The U.S. government deceives the Ojibwe, 1850.
United States Bureau of Indian Affairs Documents, 1801-1906
Starting in the 1830s, U.S. officials employed treaties, deception, and force to try to 'remove' all eastern Indian nations onto lands west of the Mississippi. In 1850, the government decided to apply this policy to the Lake Superior Ojibwe. To induce them to leave their Wisconsin homeland, agent J. S. Watrous and other officials moved the location of the 1850 Ojibwe annuity payment, required by the Treaty of 1842, to Sandy Lake, Minnesota, rather than holding it at La Pointe, Wisconsin, as usual. In late November, about 3,000 Ojibwe traveled the 500 miles to Sandy Lake only to find no payment and no provisions for their return trip: the government had hoped to strand them west of the Mississippi. By the time they were able to make it home, about 400 people had died of hunger, disease, or exposure (more than 10% of the entire nation). These shameful actions by the government set the Ojibwe and many non-native citizens of the region against removal.
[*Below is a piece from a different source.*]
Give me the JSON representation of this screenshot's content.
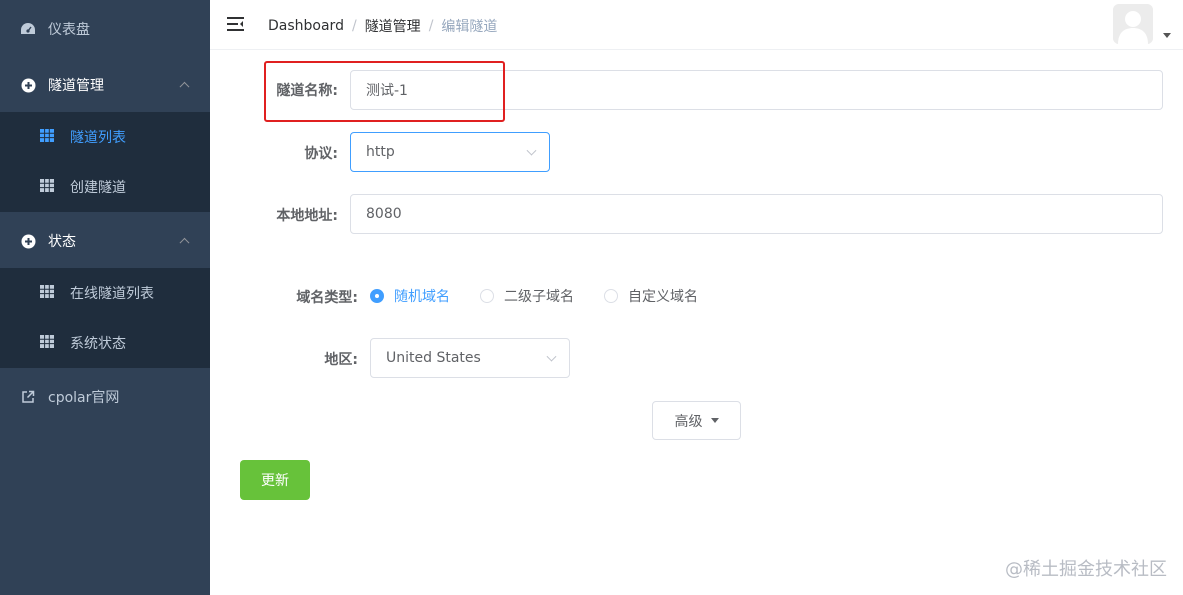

Because of the uproar, the government dropped the removal order and the 'Reservation Treaty' of La Pointe was negotiated in 1854. The link below opens photostats of several contemporary handwritten documents in the National Archives relating to the Sandy Lake Tragedy. These include protests against removal by Ojibwe leaders and sympathetic white neighbors, descriptions of the journey and conditions at Sandy Lake by Ojibwe chiefs, and petitions in which Ojibwe leaders explain their grievances to President Zachary Taylor. Note that the Fond du Lac mentioned in these documents is Fond du Lac, Minnesota, on the St. Louis River near Duluth. We are grateful to the Lac Courte Oreilles Historic Preservation Office for helping us make transcripts of these documents available. To see a typed transcript of any page, click "Page & Description" while viewing it.
Territory to Statehood|
Treaty Councils, from Prairie du Chien to Madeline Island
|Pub Data:||The original documents are in the records of the Bureau of Indian Affairs, in the National Archives. These photostats were made by Wisconsin Historical Society staff in the early 20th century (U.S. Mss BN).|
|Citation:||United States Bureau of Indian Affairs. Photostats of documents in the records of the Bureau of Indian Affairs, made by Wisconsin Historical Society in the early 20th century (U.S. Mss BN). Online facsimile at http://www.wisconsinhistory.org/turningpoints/search.asp?id=380 Online facsimile at: http://www.wisconsinhistory.org/turningpoints/search.asp?id=380; Visited on: 2/6/2016|